New year brings new guard on the Merced County Board of Supervisors – Three incoming Merced County supervisors will take the oath of office Tuesday, marking the most significant power shift on the Merced County Board of Supervisors in decades. District 1 Supervisor-elect Rodrigo Espinoza, District 2 Supervisor-elect Lee Lor and District 4 Supervisor-elect Lloyd Pareira will join District 3 Supervisor Daron McDaniel and District 5 Supervisor Jerry O’Banion on the board. They begin work during their first regular meeting Jan. 10. Merced Sun-Star article

Kelsey house fire not a criminal investigation, cause remains unclear — Investigators on Monday searched for answers in a disastrous New Year’s Day house fire at the home of a recently retired Merced County supervisor. Deidre Kelsey, whose retirement after two decades on the Board of Supervisors officially began the same day her house burned to the ground, was taken to a Fresno hospital for treatment of burn injuries. Authorities have said she suffered first-degree burns to about 25 percent of her body. She was listed in “stable” condition on the day of the fire. She remained hospitalized Monday, but an update on her condition was not available. Merced Sun-Star article

Merced to fill long-vacant position of assistant city manager — The Merced City Council plans to welcome its first assistant city manager to that long-vacant position during its next regular meeting Tuesday. Merced Sun-Star article

From immigration to short-term housing to street vendors, LA City Hall faces a heavy agenda — Los Angeles City Hall gets back to work this week, facing an ambitious and, in some ways, divisive agenda ahead of several key elections. The council will take up some hot-button issues tied to immigrants, the new economy and homelessness. In the shadow of all this is Mayor Eric Garcetti’s reelection bid and a citywide vote on a growth measure. LA Times article

Valley Editorial Roundup

Fresno Bee – Just because marijuana is legal doesn’t mean it’s safe.

Modesto Bee – Just because marijuana is legal doesn’t make it safe.
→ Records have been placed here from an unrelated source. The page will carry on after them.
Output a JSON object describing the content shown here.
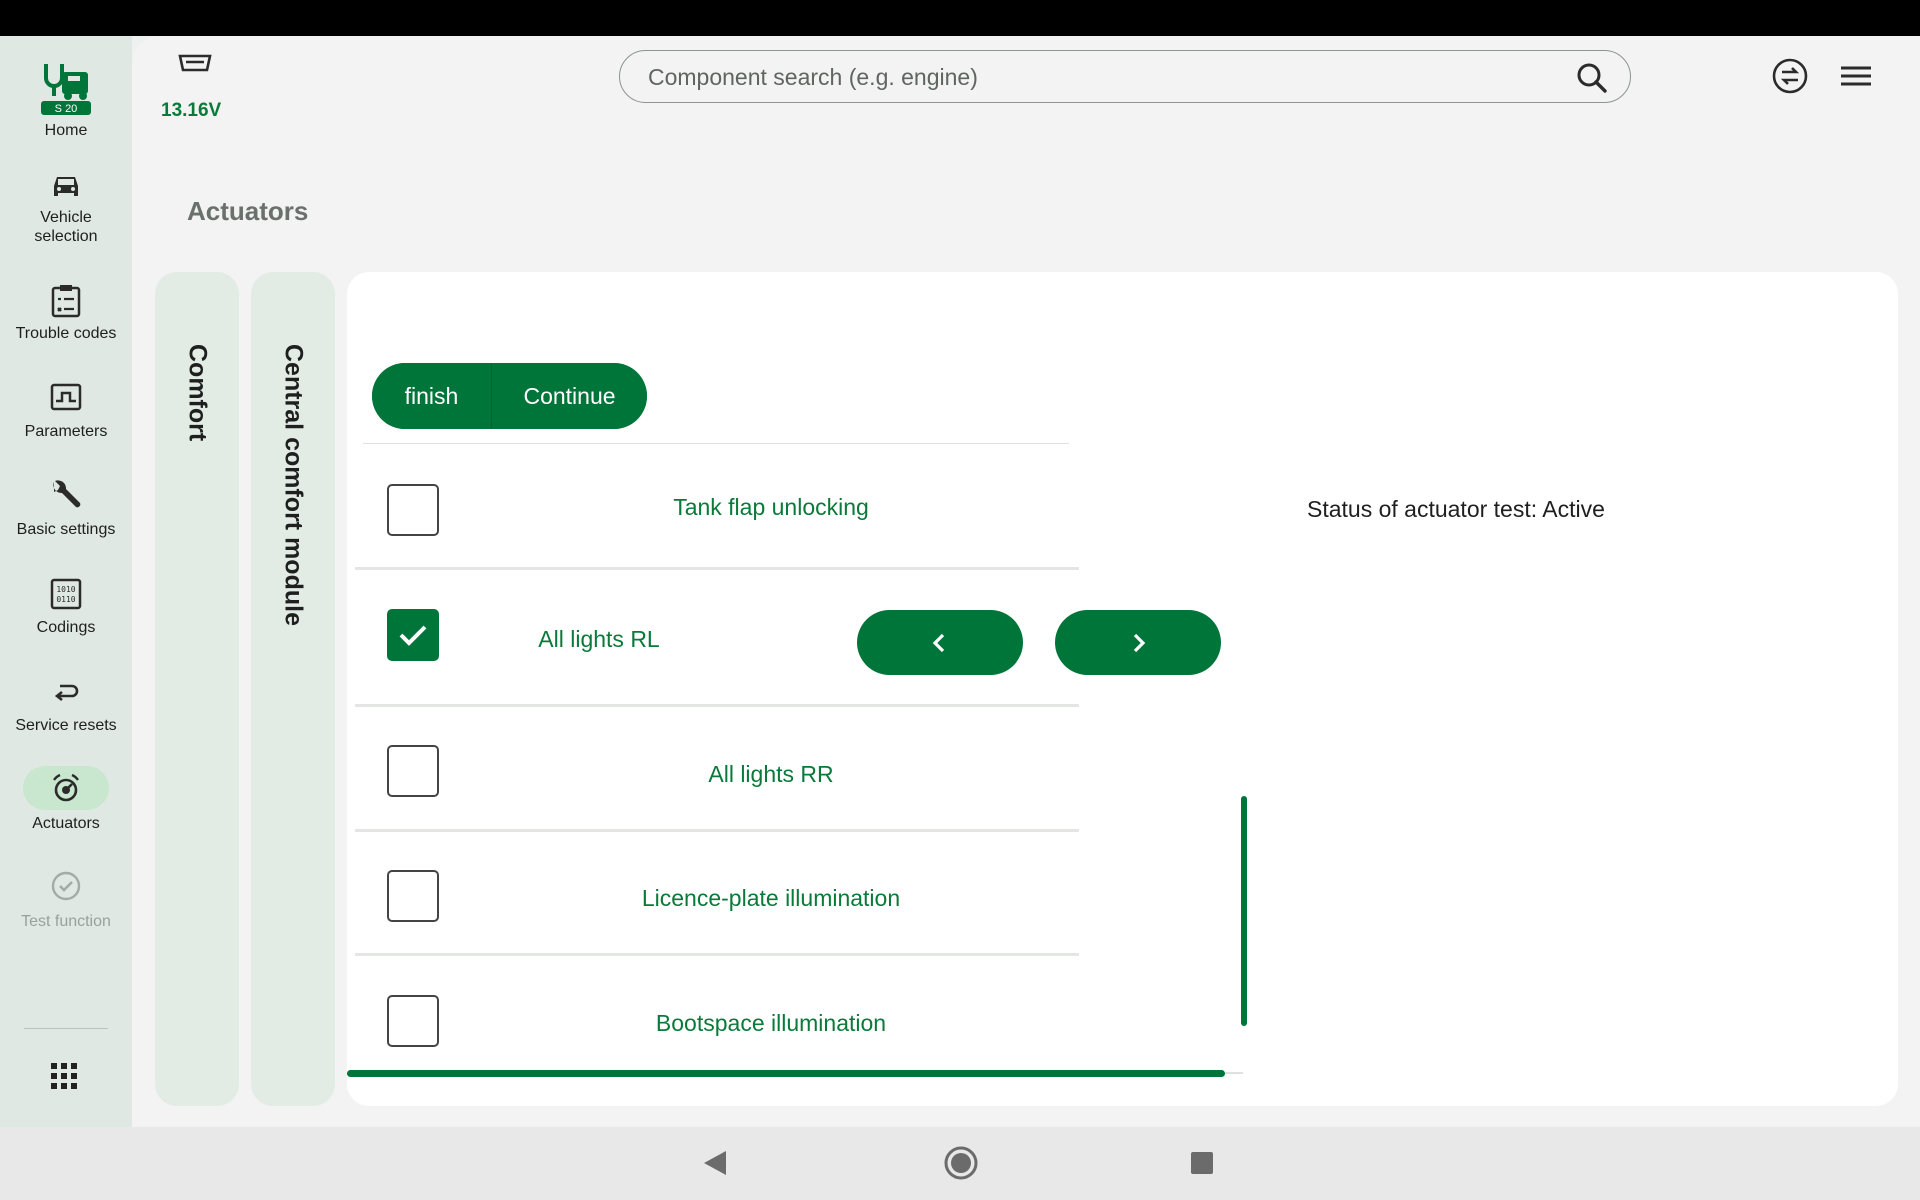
{
  "sidebar": {
    "items": [
      {
        "label": "Home",
        "badge": "S 20",
        "icon": "stethoscope-truck-logo-icon"
      },
      {
        "label": "Vehicle selection",
        "icon": "car-icon"
      },
      {
        "label": "Trouble codes",
        "icon": "clipboard-list-icon"
      },
      {
        "label": "Parameters",
        "icon": "signal-graph-icon"
      },
      {
        "label": "Basic settings",
        "icon": "wrench-icon"
      },
      {
        "label": "Codings",
        "icon": "binary-chip-icon"
      },
      {
        "label": "Service resets",
        "icon": "return-arrow-icon"
      },
      {
        "label": "Actuators",
        "icon": "actuator-dial-icon",
        "active": true
      },
      {
        "label": "Test function",
        "icon": "check-circle-icon",
        "disabled": true
      }
    ],
    "apps_icon": "grid-apps-icon"
  },
  "header": {
    "voltage": "13.16V",
    "search_placeholder": "Component search (e.g. engine)",
    "icons": [
      "obd-connector-icon",
      "search-icon",
      "swap-circle-icon",
      "menu-icon"
    ]
  },
  "page_title": "Actuators",
  "tabs": [
    "Comfort",
    "Central comfort module"
  ],
  "actions": {
    "finish": "finish",
    "continue": "Continue"
  },
  "actuators": [
    {
      "label": "Tank flap unlocking",
      "checked": false
    },
    {
      "label": "All lights RL",
      "checked": true
    },
    {
      "label": "All lights RR",
      "checked": false
    },
    {
      "label": "Licence-plate illumination",
      "checked": false
    },
    {
      "label": "Bootspace illumination",
      "checked": false
    }
  ],
  "status": "Status of actuator test: Active",
  "colors": {
    "accent": "#00753a",
    "text_green": "#0a7a3a",
    "sidebar_bg": "#dfe8e2",
    "active_pill": "#c9e7cf"
  }
}
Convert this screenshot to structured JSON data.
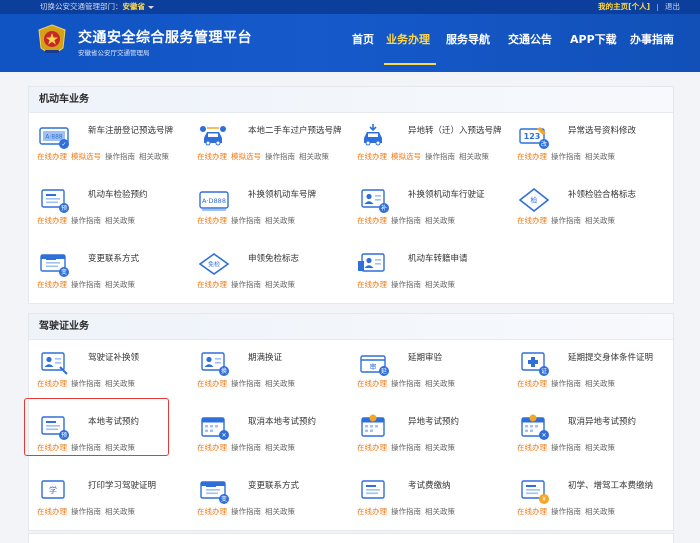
{
  "topbar": {
    "dept_prefix": "切换公安交通管理部门：",
    "dept_name": "安徽省",
    "home_link": "我的主页[个人]",
    "logout_link": "退出"
  },
  "header": {
    "title": "交通安全综合服务管理平台",
    "subtitle": "安徽省公安厅交通管理局"
  },
  "nav": {
    "items": [
      {
        "label": "首页"
      },
      {
        "label": "业务办理"
      },
      {
        "label": "服务导航"
      },
      {
        "label": "交通公告"
      },
      {
        "label": "APP下载"
      },
      {
        "label": "办事指南"
      }
    ],
    "active_index": 1
  },
  "link_labels": {
    "online": "在线办理",
    "mock": "模拟选号",
    "guide": "操作指南",
    "policy": "相关政策"
  },
  "colors": {
    "header_blue": "#1559cb",
    "accent_yellow": "#ffd84a",
    "link_orange": "#f07a16",
    "icon_blue": "#2f6fd9",
    "highlight_red": "#e53935"
  },
  "sections": [
    {
      "title": "机动车业务",
      "items": [
        {
          "name": "新车注册登记预选号牌",
          "icon": "plate-select-icon",
          "mock": true
        },
        {
          "name": "本地二手车过户预选号牌",
          "icon": "car-transfer-icon",
          "mock": true
        },
        {
          "name": "异地转（迁）入预选号牌",
          "icon": "car-move-in-icon",
          "mock": true
        },
        {
          "name": "异常选号资料修改",
          "icon": "number-edit-icon",
          "mock": false
        },
        {
          "name": "机动车检验预约",
          "icon": "inspection-booking-icon",
          "mock": false
        },
        {
          "name": "补换领机动车号牌",
          "icon": "plate-replace-icon",
          "mock": false
        },
        {
          "name": "补换领机动车行驶证",
          "icon": "license-replace-icon",
          "mock": false
        },
        {
          "name": "补领检验合格标志",
          "icon": "inspection-mark-icon",
          "mock": false
        },
        {
          "name": "变更联系方式",
          "icon": "contact-change-icon",
          "mock": false
        },
        {
          "name": "申领免检标志",
          "icon": "exempt-mark-icon",
          "mock": false
        },
        {
          "name": "机动车转籍申请",
          "icon": "transfer-apply-icon",
          "mock": false
        }
      ]
    },
    {
      "title": "驾驶证业务",
      "items": [
        {
          "name": "驾驶证补换领",
          "icon": "driver-license-icon",
          "mock": false
        },
        {
          "name": "期满换证",
          "icon": "license-renew-icon",
          "mock": false
        },
        {
          "name": "延期审验",
          "icon": "delay-review-icon",
          "mock": false
        },
        {
          "name": "延期提交身体条件证明",
          "icon": "health-proof-icon",
          "mock": false
        },
        {
          "name": "本地考试预约",
          "icon": "exam-booking-icon",
          "mock": false
        },
        {
          "name": "取消本地考试预约",
          "icon": "exam-cancel-icon",
          "mock": false
        },
        {
          "name": "异地考试预约",
          "icon": "remote-exam-icon",
          "mock": false
        },
        {
          "name": "取消异地考试预约",
          "icon": "remote-exam-cancel-icon",
          "mock": false
        },
        {
          "name": "打印学习驾驶证明",
          "icon": "print-proof-icon",
          "mock": false
        },
        {
          "name": "变更联系方式",
          "icon": "contact-change-icon",
          "mock": false
        },
        {
          "name": "考试费缴纳",
          "icon": "exam-fee-icon",
          "mock": false
        },
        {
          "name": "初学、增驾工本费缴纳",
          "icon": "fee-payment-icon",
          "mock": false
        }
      ]
    }
  ]
}
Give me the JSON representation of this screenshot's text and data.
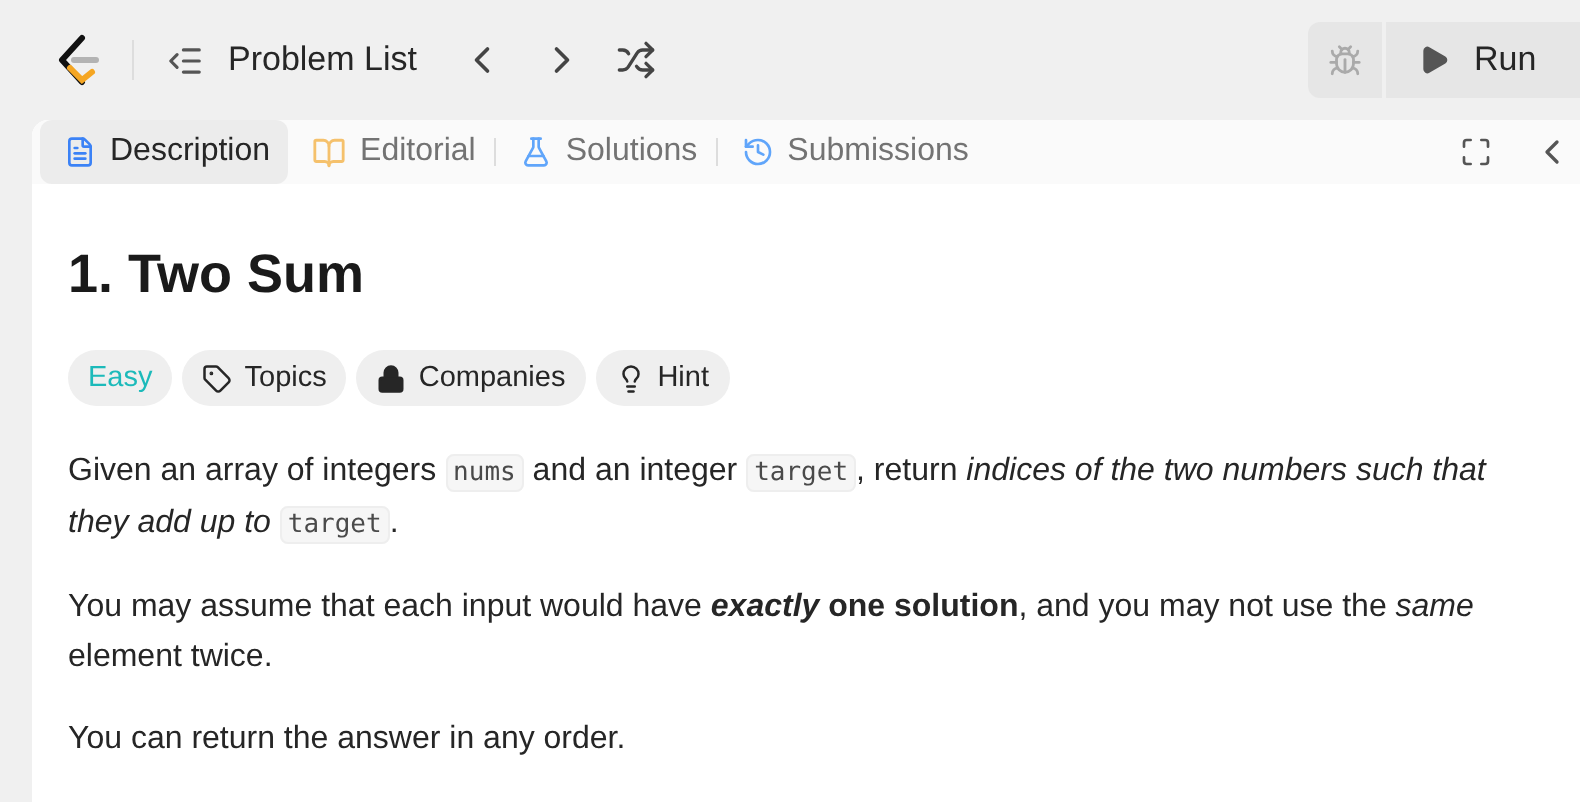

Sacramento Bee –- Heroin still kills far more Americans than fentanyl. But what’s alarming is the rapid increase in the number of fentanyl users. The opioid painkiller is so powerful that people can overdose and die within minutes; Autonomous vehicles are being tested by 20 companies on California’s roads. To keep those companies around, and maybe lure Uber back from Arizona, regulators must be careful not to stifle innovation as the technology advances and the industry takes shape; Instead of attacking Obamacare, a program that has worked to provide coverage to 20 million Americans, Congress ought to turn its attention to the health care cost drivers. One place to start is with the high cost of drugs.